THE PROBLEM:
Would you please write out each of the entries below exactly, omitting pictures?

[Dataset rows describing interfaces]
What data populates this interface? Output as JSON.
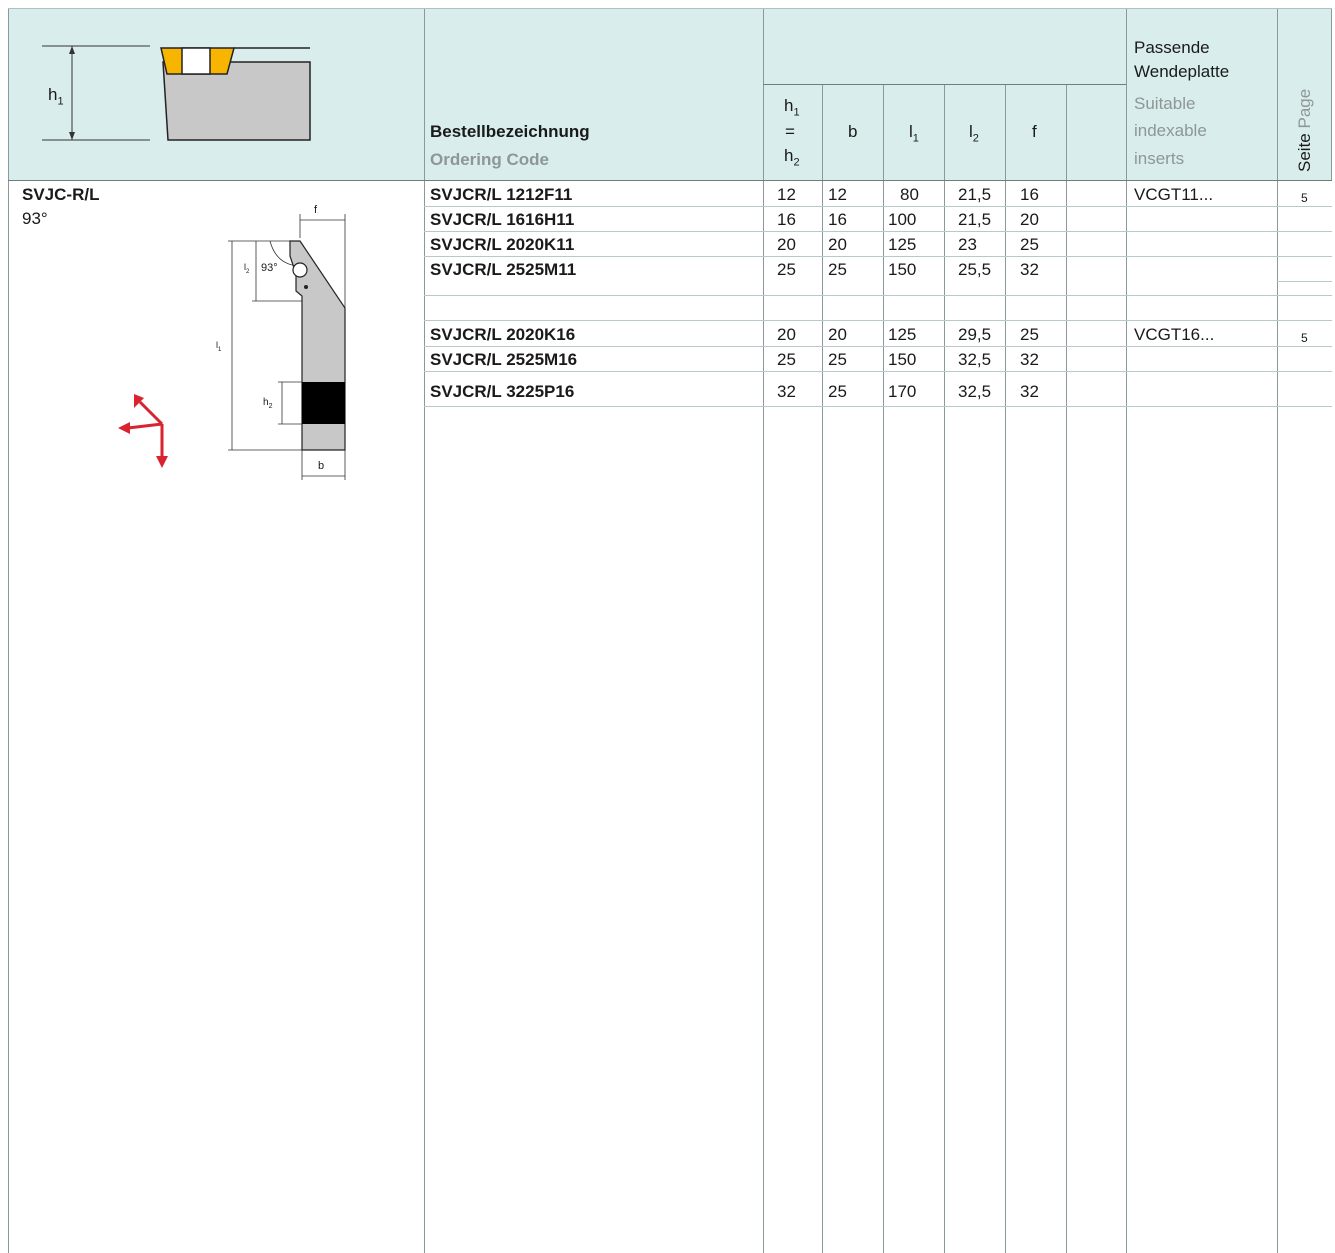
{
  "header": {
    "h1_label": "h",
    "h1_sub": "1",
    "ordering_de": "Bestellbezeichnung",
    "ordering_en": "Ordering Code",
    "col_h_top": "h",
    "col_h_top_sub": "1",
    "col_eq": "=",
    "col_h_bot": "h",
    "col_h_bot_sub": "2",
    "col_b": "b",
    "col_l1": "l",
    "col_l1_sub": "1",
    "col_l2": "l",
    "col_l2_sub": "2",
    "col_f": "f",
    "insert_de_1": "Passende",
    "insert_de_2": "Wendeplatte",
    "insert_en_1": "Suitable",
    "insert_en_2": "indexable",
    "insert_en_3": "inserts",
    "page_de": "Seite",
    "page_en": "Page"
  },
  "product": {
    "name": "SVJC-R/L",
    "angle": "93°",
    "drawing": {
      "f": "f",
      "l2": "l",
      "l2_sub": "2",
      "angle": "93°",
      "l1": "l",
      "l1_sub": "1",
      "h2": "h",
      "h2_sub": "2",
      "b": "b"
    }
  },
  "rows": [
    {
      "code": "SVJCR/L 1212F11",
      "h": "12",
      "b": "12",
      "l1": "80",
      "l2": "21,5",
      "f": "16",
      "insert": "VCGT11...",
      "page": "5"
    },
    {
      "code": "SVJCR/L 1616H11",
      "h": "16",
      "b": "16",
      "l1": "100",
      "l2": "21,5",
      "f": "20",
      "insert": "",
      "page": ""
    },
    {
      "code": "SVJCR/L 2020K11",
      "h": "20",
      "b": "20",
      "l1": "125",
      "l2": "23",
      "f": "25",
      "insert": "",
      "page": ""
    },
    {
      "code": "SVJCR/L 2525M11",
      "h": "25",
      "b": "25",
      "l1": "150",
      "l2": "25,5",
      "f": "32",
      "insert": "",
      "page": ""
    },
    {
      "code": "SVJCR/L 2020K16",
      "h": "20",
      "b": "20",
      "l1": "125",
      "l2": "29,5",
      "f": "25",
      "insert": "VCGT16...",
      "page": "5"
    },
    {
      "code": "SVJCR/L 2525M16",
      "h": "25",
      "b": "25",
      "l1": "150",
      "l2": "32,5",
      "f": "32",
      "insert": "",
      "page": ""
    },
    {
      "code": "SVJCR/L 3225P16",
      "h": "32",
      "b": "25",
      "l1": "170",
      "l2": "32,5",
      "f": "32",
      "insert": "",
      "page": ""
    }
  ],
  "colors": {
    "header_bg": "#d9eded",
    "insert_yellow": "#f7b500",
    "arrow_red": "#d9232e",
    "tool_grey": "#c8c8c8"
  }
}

FINISHED EXERCISE:
What data populates this interface? Output as JSON.
{
  "header": {
    "h1_label": "h",
    "h1_sub": "1",
    "ordering_de": "Bestellbezeichnung",
    "ordering_en": "Ordering Code",
    "col_h_top": "h",
    "col_h_top_sub": "1",
    "col_eq": "=",
    "col_h_bot": "h",
    "col_h_bot_sub": "2",
    "col_b": "b",
    "col_l1": "l",
    "col_l1_sub": "1",
    "col_l2": "l",
    "col_l2_sub": "2",
    "col_f": "f",
    "insert_de_1": "Passende",
    "insert_de_2": "Wendeplatte",
    "insert_en_1": "Suitable",
    "insert_en_2": "indexable",
    "insert_en_3": "inserts",
    "page_de": "Seite",
    "page_en": "Page"
  },
  "product": {
    "name": "SVJC-R/L",
    "angle": "93°",
    "drawing": {
      "f": "f",
      "l2": "l",
      "l2_sub": "2",
      "angle": "93°",
      "l1": "l",
      "l1_sub": "1",
      "h2": "h",
      "h2_sub": "2",
      "b": "b"
    }
  },
  "rows": [
    {
      "code": "SVJCR/L 1212F11",
      "h": "12",
      "b": "12",
      "l1": "80",
      "l2": "21,5",
      "f": "16",
      "insert": "VCGT11...",
      "page": "5"
    },
    {
      "code": "SVJCR/L 1616H11",
      "h": "16",
      "b": "16",
      "l1": "100",
      "l2": "21,5",
      "f": "20",
      "insert": "",
      "page": ""
    },
    {
      "code": "SVJCR/L 2020K11",
      "h": "20",
      "b": "20",
      "l1": "125",
      "l2": "23",
      "f": "25",
      "insert": "",
      "page": ""
    },
    {
      "code": "SVJCR/L 2525M11",
      "h": "25",
      "b": "25",
      "l1": "150",
      "l2": "25,5",
      "f": "32",
      "insert": "",
      "page": ""
    },
    {
      "code": "SVJCR/L 2020K16",
      "h": "20",
      "b": "20",
      "l1": "125",
      "l2": "29,5",
      "f": "25",
      "insert": "VCGT16...",
      "page": "5"
    },
    {
      "code": "SVJCR/L 2525M16",
      "h": "25",
      "b": "25",
      "l1": "150",
      "l2": "32,5",
      "f": "32",
      "insert": "",
      "page": ""
    },
    {
      "code": "SVJCR/L 3225P16",
      "h": "32",
      "b": "25",
      "l1": "170",
      "l2": "32,5",
      "f": "32",
      "insert": "",
      "page": ""
    }
  ],
  "colors": {
    "header_bg": "#d9eded",
    "insert_yellow": "#f7b500",
    "arrow_red": "#d9232e",
    "tool_grey": "#c8c8c8"
  }
}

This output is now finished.